SASS/SCSS Partials are the CSS files that contain small CSS code specific for a particular styling separated from the main stylesheet for better managing the CSS code better. These files can be used in another SASS or SCSS file instead of writing the same styles again using the @use at-rule or @forward at-rule with both of them including the stylesheet with different visibility.

SASS Partials provides a great way to organize your CSS code in different files and then use them wherever required.

Do make a stylesheet as Partial in SASS, its name should always begin with _ underscore character for example, _partial.scss, etc.

The underscore character as a prefix to the stylesheet name indicates that this is a small chunk of CSS so there is no need to compile this to CSS independently.

Why use Partials?

Partials are used to manage the styling code into functionally divided style rules into separate files which can be used in the main stylesheet using the @use at-rule. There are many advantages to doing this like,

  1. Your main stylesheet will be less bulky and you will be able to better manage your stylesheets.

  2. Partials are not compiled, hence makes the overall compilation of SASS code to CSS fast.

  3. You can control visibility of the style code defined in Partials using @use at-rule or @forward at-rule based on your requirements.

Consider the main.scss file which is the main file for the styles and now _partial.scss needs to be imported in this.

/* In the main.scss file */

@use 'partial'

Note that the _ character and the file extension is not used while importing. Once we include the file then all the contents in the partial will be available to use in the main file.

Visibility Control with Partial

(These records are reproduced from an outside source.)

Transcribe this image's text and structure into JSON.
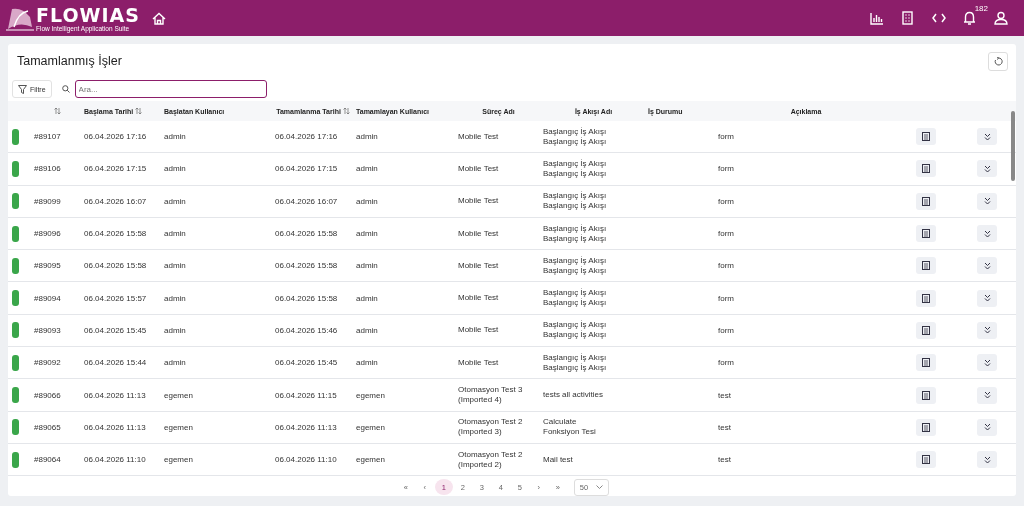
{
  "header": {
    "logo_text": "FLOWIAS",
    "logo_subtitle": "Flow Intelligent Application Suite",
    "notification_count": "182"
  },
  "page": {
    "title": "Tamamlanmış İşler",
    "filter_button": "Filtre",
    "search": {
      "placeholder": "Ara..."
    }
  },
  "table": {
    "columns": [
      "",
      "Başlama Tarihi",
      "Başlatan Kullanıcı",
      "Tamamlanma Tarihi",
      "Tamamlayan Kullanıcı",
      "Süreç Adı",
      "İş Akışı Adı",
      "İş Durumu",
      "Açıklama"
    ],
    "rows": [
      {
        "id": "#89107",
        "start": "06.04.2026 17:16",
        "starter": "admin",
        "end": "06.04.2026 17:16",
        "finisher": "admin",
        "process": [
          "Mobile Test"
        ],
        "workflow": [
          "Başlangıç İş Akışı",
          "Başlangıç İş Akışı"
        ],
        "description": "form"
      },
      {
        "id": "#89106",
        "start": "06.04.2026 17:15",
        "starter": "admin",
        "end": "06.04.2026 17:15",
        "finisher": "admin",
        "process": [
          "Mobile Test"
        ],
        "workflow": [
          "Başlangıç İş Akışı",
          "Başlangıç İş Akışı"
        ],
        "description": "form"
      },
      {
        "id": "#89099",
        "start": "06.04.2026 16:07",
        "starter": "admin",
        "end": "06.04.2026 16:07",
        "finisher": "admin",
        "process": [
          "Mobile Test"
        ],
        "workflow": [
          "Başlangıç İş Akışı",
          "Başlangıç İş Akışı"
        ],
        "description": "form"
      },
      {
        "id": "#89096",
        "start": "06.04.2026 15:58",
        "starter": "admin",
        "end": "06.04.2026 15:58",
        "finisher": "admin",
        "process": [
          "Mobile Test"
        ],
        "workflow": [
          "Başlangıç İş Akışı",
          "Başlangıç İş Akışı"
        ],
        "description": "form"
      },
      {
        "id": "#89095",
        "start": "06.04.2026 15:58",
        "starter": "admin",
        "end": "06.04.2026 15:58",
        "finisher": "admin",
        "process": [
          "Mobile Test"
        ],
        "workflow": [
          "Başlangıç İş Akışı",
          "Başlangıç İş Akışı"
        ],
        "description": "form"
      },
      {
        "id": "#89094",
        "start": "06.04.2026 15:57",
        "starter": "admin",
        "end": "06.04.2026 15:58",
        "finisher": "admin",
        "process": [
          "Mobile Test"
        ],
        "workflow": [
          "Başlangıç İş Akışı",
          "Başlangıç İş Akışı"
        ],
        "description": "form"
      },
      {
        "id": "#89093",
        "start": "06.04.2026 15:45",
        "starter": "admin",
        "end": "06.04.2026 15:46",
        "finisher": "admin",
        "process": [
          "Mobile Test"
        ],
        "workflow": [
          "Başlangıç İş Akışı",
          "Başlangıç İş Akışı"
        ],
        "description": "form"
      },
      {
        "id": "#89092",
        "start": "06.04.2026 15:44",
        "starter": "admin",
        "end": "06.04.2026 15:45",
        "finisher": "admin",
        "process": [
          "Mobile Test"
        ],
        "workflow": [
          "Başlangıç İş Akışı",
          "Başlangıç İş Akışı"
        ],
        "description": "form"
      },
      {
        "id": "#89066",
        "start": "06.04.2026 11:13",
        "starter": "egemen",
        "end": "06.04.2026 11:15",
        "finisher": "egemen",
        "process": [
          "Otomasyon Test 3",
          "(Imported 4)"
        ],
        "workflow": [
          "tests all activities"
        ],
        "description": "test"
      },
      {
        "id": "#89065",
        "start": "06.04.2026 11:13",
        "starter": "egemen",
        "end": "06.04.2026 11:13",
        "finisher": "egemen",
        "process": [
          "Otomasyon Test 2",
          "(Imported 3)"
        ],
        "workflow": [
          "Calculate",
          "Fonksiyon Tesi"
        ],
        "description": "test"
      },
      {
        "id": "#89064",
        "start": "06.04.2026 11:10",
        "starter": "egemen",
        "end": "06.04.2026 11:10",
        "finisher": "egemen",
        "process": [
          "Otomasyon Test 2",
          "(Imported 2)"
        ],
        "workflow": [
          "Mail test"
        ],
        "description": "test"
      }
    ]
  },
  "pagination": {
    "first": "«",
    "prev": "‹",
    "pages": [
      {
        "label": "1",
        "selected": true
      },
      {
        "label": "2",
        "selected": false
      },
      {
        "label": "3",
        "selected": false
      },
      {
        "label": "4",
        "selected": false
      },
      {
        "label": "5",
        "selected": false
      }
    ],
    "next": "›",
    "last": "»",
    "page_size": "50"
  }
}
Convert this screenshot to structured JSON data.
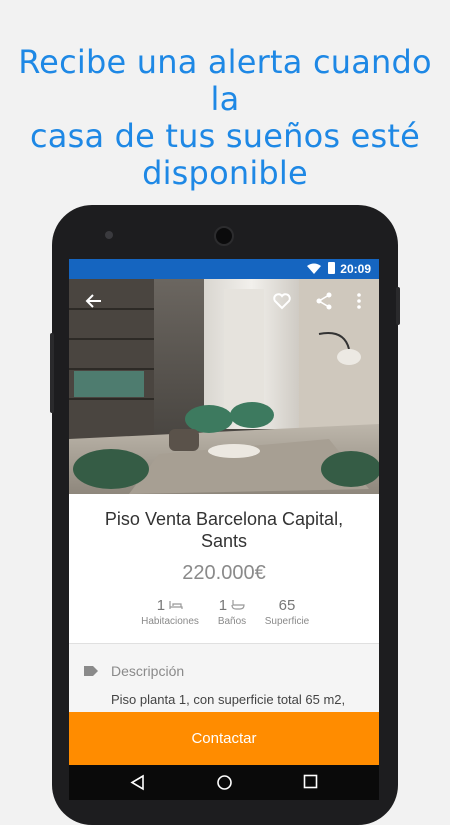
{
  "headline": {
    "line1": "Recibe una alerta cuando la",
    "line2": "casa de tus sueños esté",
    "line3": "disponible"
  },
  "status_bar": {
    "time": "20:09"
  },
  "toolbar": {
    "back_icon": "arrow-back-icon",
    "favorite_icon": "heart-outline-icon",
    "share_icon": "share-icon",
    "more_icon": "more-vert-icon"
  },
  "listing": {
    "title_line1": "Piso Venta Barcelona Capital,",
    "title_line2": "Sants",
    "price": "220.000€",
    "features": [
      {
        "value": "1",
        "label": "Habitaciones",
        "icon": "bed-icon"
      },
      {
        "value": "1",
        "label": "Baños",
        "icon": "bathtub-icon"
      },
      {
        "value": "65",
        "label": "Superficie",
        "icon": ""
      }
    ],
    "description_label": "Descripción",
    "description_text": "Piso planta 1, con superficie total 65 m2,"
  },
  "actions": {
    "contact_label": "Contactar"
  },
  "colors": {
    "headline": "#1e88e5",
    "status_bar": "#1565c0",
    "contact": "#ff8c00"
  }
}
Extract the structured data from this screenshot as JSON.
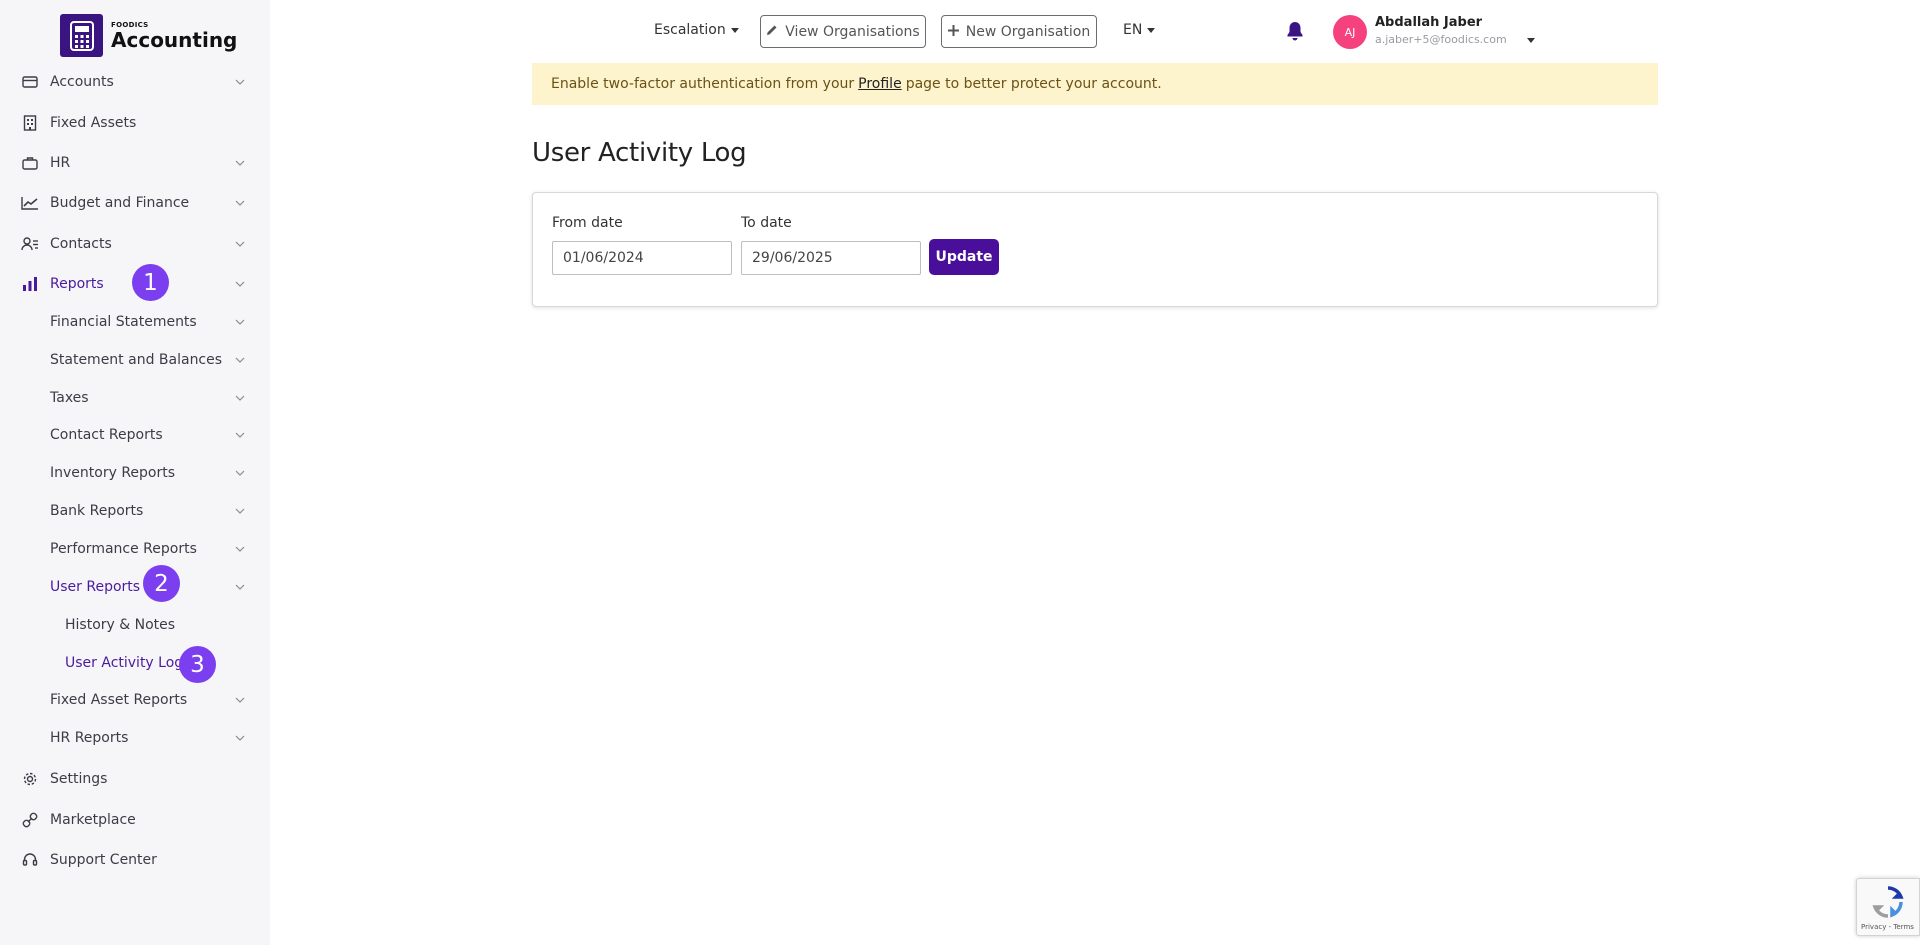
{
  "logo": {
    "brand": "FOODICS",
    "product": "Accounting"
  },
  "sidebar": {
    "items": [
      {
        "label": "Accounts",
        "icon": "wallet-icon"
      },
      {
        "label": "Fixed Assets",
        "icon": "building-icon"
      },
      {
        "label": "HR",
        "icon": "briefcase-icon"
      },
      {
        "label": "Budget and Finance",
        "icon": "line-chart-icon"
      },
      {
        "label": "Contacts",
        "icon": "contacts-icon"
      },
      {
        "label": "Reports",
        "icon": "bar-chart-icon"
      },
      {
        "label": "Settings",
        "icon": "gear-icon"
      },
      {
        "label": "Marketplace",
        "icon": "link-icon"
      },
      {
        "label": "Support Center",
        "icon": "headset-icon"
      }
    ],
    "reports_sub": [
      "Financial Statements",
      "Statement and Balances",
      "Taxes",
      "Contact Reports",
      "Inventory Reports",
      "Bank Reports",
      "Performance Reports",
      "User Reports",
      "Fixed Asset Reports",
      "HR Reports"
    ],
    "user_reports_sub": [
      "History & Notes",
      "User Activity Log"
    ],
    "badges": [
      "1",
      "2",
      "3"
    ]
  },
  "topbar": {
    "escalation": "Escalation",
    "view_orgs": "View Organisations",
    "new_org": "New Organisation",
    "language": "EN",
    "user_initials": "AJ",
    "user_name": "Abdallah Jaber",
    "user_email": "a.jaber+5@foodics.com"
  },
  "alert": {
    "before": "Enable two-factor authentication from your",
    "link": "Profile",
    "after": "page to better protect your account."
  },
  "page": {
    "title": "User Activity Log",
    "from_label": "From date",
    "from_value": "01/06/2024",
    "to_label": "To date",
    "to_value": "29/06/2025",
    "update": "Update"
  },
  "recaptcha": "Privacy - Terms",
  "colors": {
    "accent": "#4a0f9a",
    "badge": "#7b3ff0",
    "alert_bg": "#fdf3cc",
    "avatar": "#f5427e"
  }
}
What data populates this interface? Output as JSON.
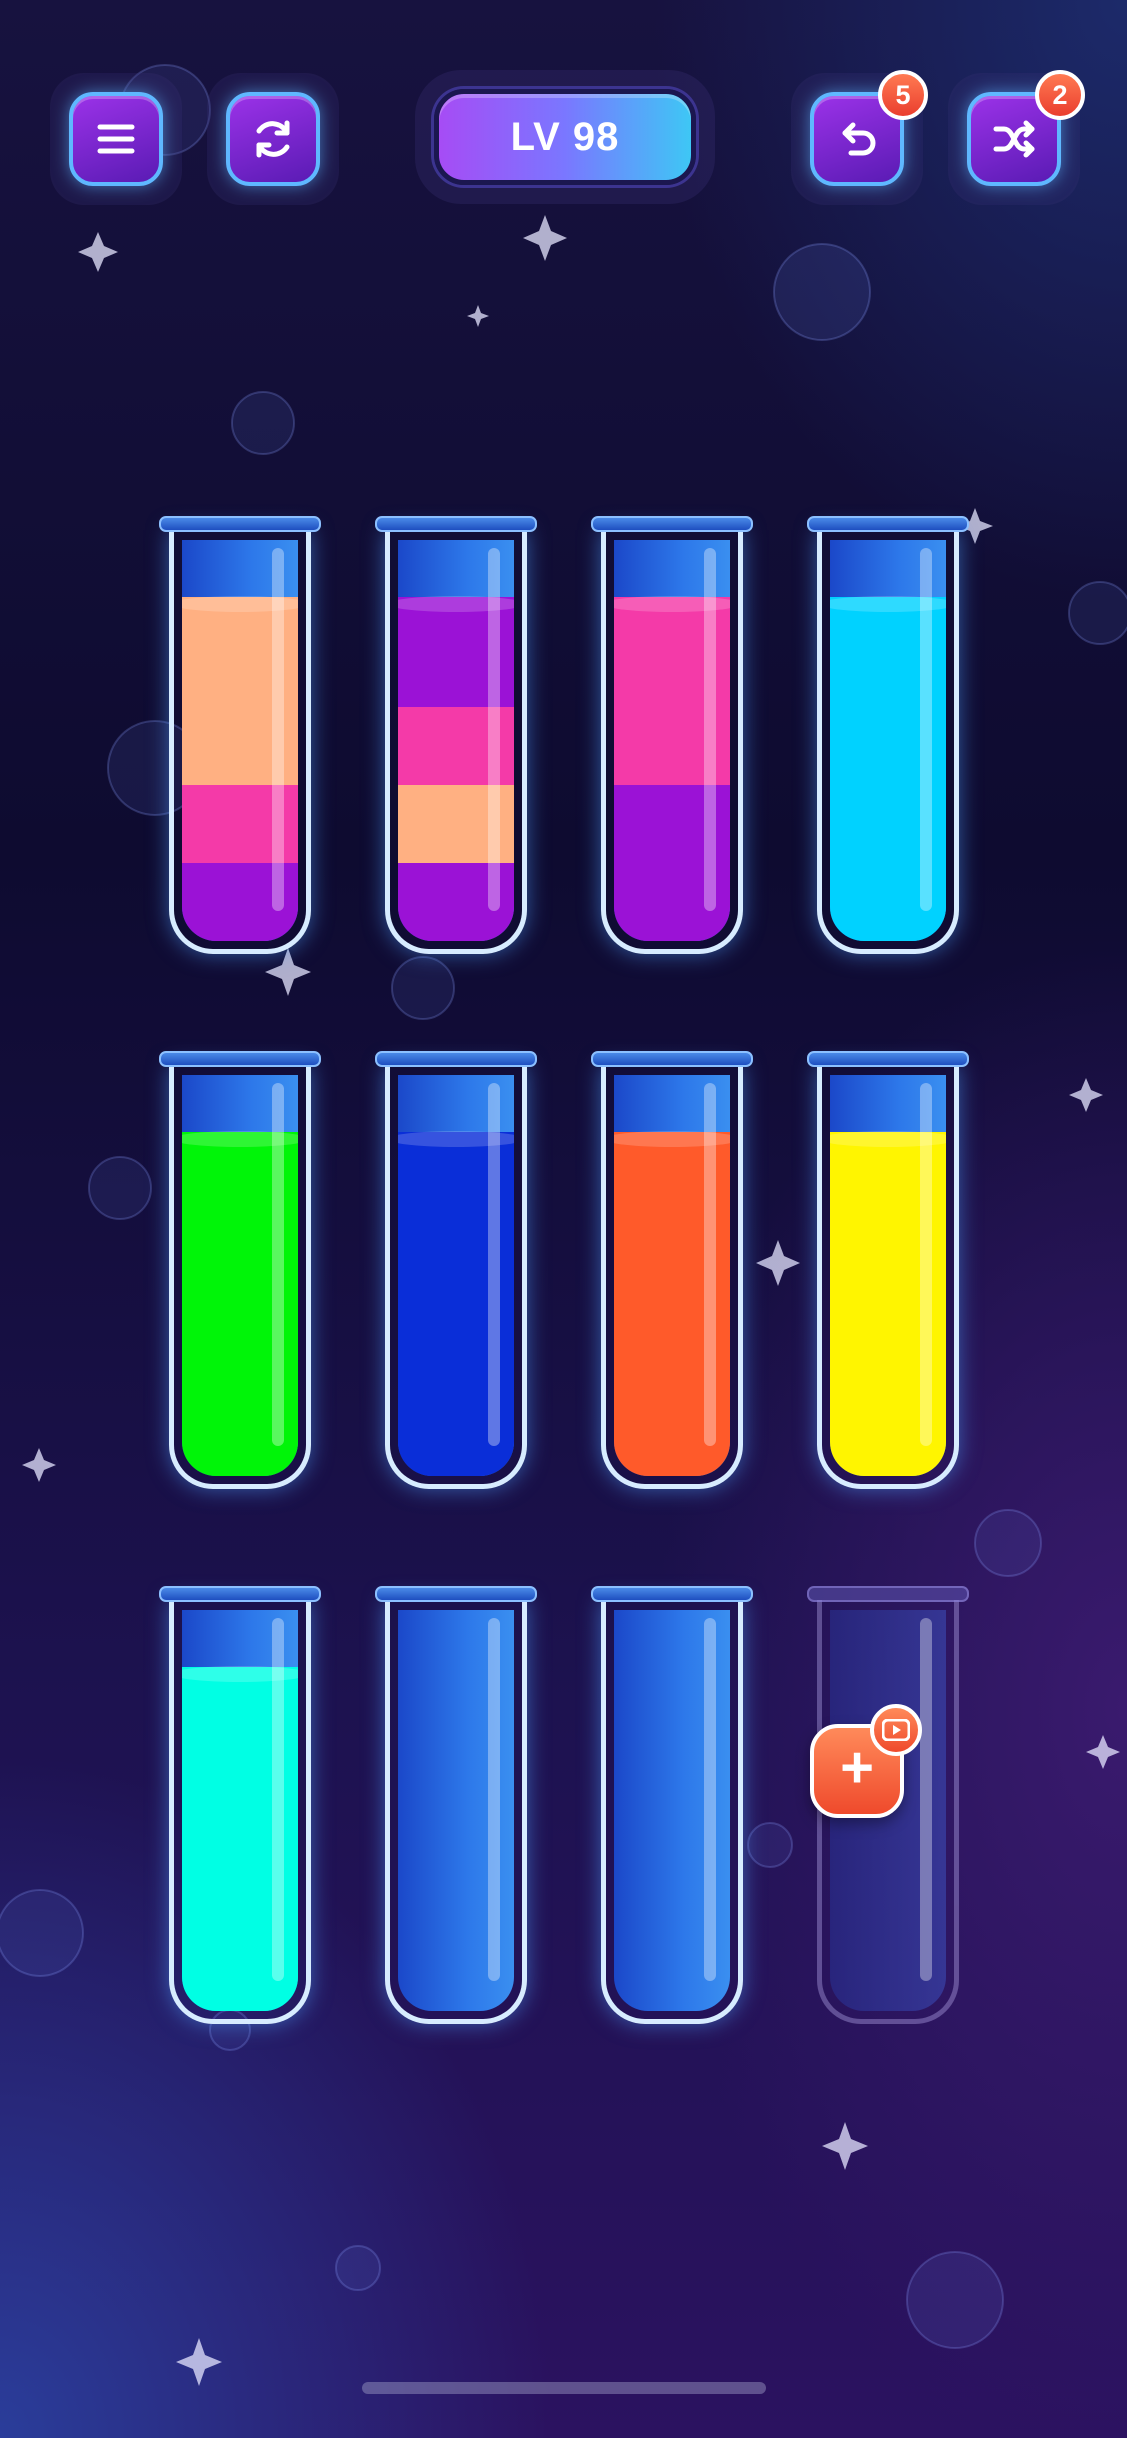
{
  "hud": {
    "level_label": "LV 98",
    "undo_count": "5",
    "shuffle_count": "2",
    "icons": {
      "menu": "menu-icon",
      "restart": "restart-icon",
      "undo": "undo-icon",
      "shuffle": "shuffle-icon"
    }
  },
  "tubes": [
    {
      "layers": [
        "#9b12d6",
        "#f43aa8",
        "#ffb082"
      ],
      "locked": false
    },
    {
      "layers": [
        "#9b12d6",
        "#ffb082",
        "#f43aa8",
        "#9b12d6"
      ],
      "locked": false
    },
    {
      "layers": [
        "#9b12d6",
        "#9b12d6",
        "#f43aa8",
        "#f43aa8"
      ],
      "locked": false
    },
    {
      "layers": [
        "#00d2ff",
        "#00d2ff",
        "#00d2ff",
        "#00d2ff"
      ],
      "locked": false
    },
    {
      "layers": [
        "#00f508",
        "#00f508",
        "#00f508",
        "#00f508"
      ],
      "locked": false
    },
    {
      "layers": [
        "#0a2ed8",
        "#0a2ed8",
        "#0a2ed8",
        "#0a2ed8"
      ],
      "locked": false
    },
    {
      "layers": [
        "#ff5a2a",
        "#ff5a2a",
        "#ff5a2a",
        "#ff5a2a"
      ],
      "locked": false
    },
    {
      "layers": [
        "#fff500",
        "#fff500",
        "#fff500",
        "#fff500"
      ],
      "locked": false
    },
    {
      "layers": [
        "#00ffe4",
        "#00ffe4",
        "#00ffe4",
        "#00ffe4"
      ],
      "locked": false
    },
    {
      "layers": [],
      "locked": false
    },
    {
      "layers": [],
      "locked": false
    },
    {
      "layers": [],
      "locked": true
    }
  ],
  "tube_capacity": 4,
  "add_tube": {
    "icon": "plus-icon",
    "badge_icon": "video-ad-icon"
  }
}
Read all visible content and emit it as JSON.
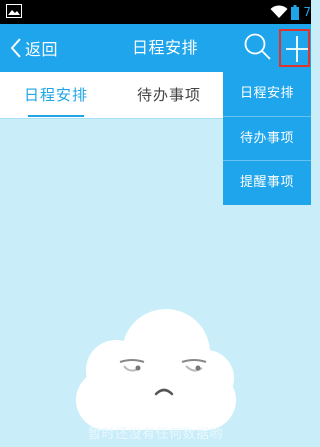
{
  "status_bar": {
    "time": "7"
  },
  "app_bar": {
    "back_label": "返回",
    "title": "日程安排"
  },
  "tabs": [
    {
      "label": "日程安排",
      "active": true
    },
    {
      "label": "待办事项",
      "active": false
    }
  ],
  "dropdown_menu": {
    "items": [
      {
        "label": "日程安排"
      },
      {
        "label": "待办事项"
      },
      {
        "label": "提醒事项"
      }
    ]
  },
  "empty_state": {
    "message": "暂时还没有任何数据哟"
  },
  "icons": {
    "status_left": "image-icon",
    "wifi": "wifi-icon",
    "battery": "battery-icon",
    "back": "chevron-left-icon",
    "search": "search-icon",
    "add": "plus-icon",
    "empty": "sad-cloud-icon"
  },
  "colors": {
    "primary": "#1ea5ec",
    "background": "#c9edf9",
    "highlight_border": "#e1332d"
  }
}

Yes, SASS allows us to control the visibility of the members of a stylesheet when its included in another stylesheet. There are 2 different ways on controlling the visibility:

  1. First one is by defining private members in Partials

  2. Second is when we include a Partial in a stylesheet using the @use at-rule, then if that stylesheet(which is importing partial in it) is included by any other stylesheet, members defined in partial won't be visible. For making the members of Partial available in this case, we must use the @forward at-rule.

SASS Partials: Private Members

In SASS/SCSS we can define a private member in a stylesheet by adding a hyphen(-) or underscore(_) as a prefix to its name. The private members work normally within the stylesheet(Partial) it is defined, but they are not visible to the stylesheet including this Partial.

Let's take an example,

/* src/_corners.scss */
$-radius: 3px;

@mixin rounded {
  border-radius: $-radius;
}

Now if we import this stylesheet in another stylesheet,

/* style.scss */
@use "src/corners";

.button {
  @include corners.rounded;

  /* This is an error! $-radius isn't visible 
     outside of `_corners.scss`.
  */
  padding: 5px + corners.$-radius;
}

SASS Import using @use and @forward

When we include a Partial in a stylesheet using the @use at-rule, then if that stylesheet(which is importing partial in it) is included by any other stylesheet, members defined in partial won't be visible. For making the members of Partial available in this case, we must use the @forward at-rule.

If we use the @use at-rule, we can hide the members of a Partial from further use.

Using @forward to include a Partial SCSS stylesheet

While using the @forward at-rule, enables using of a Partial included in a stylesheet in further imports too.

Conclusion:

So with this, we are done with Partials. SASS Partials provides us with a technique to manage our styling code with more control and to segregate the style rules meaningfully.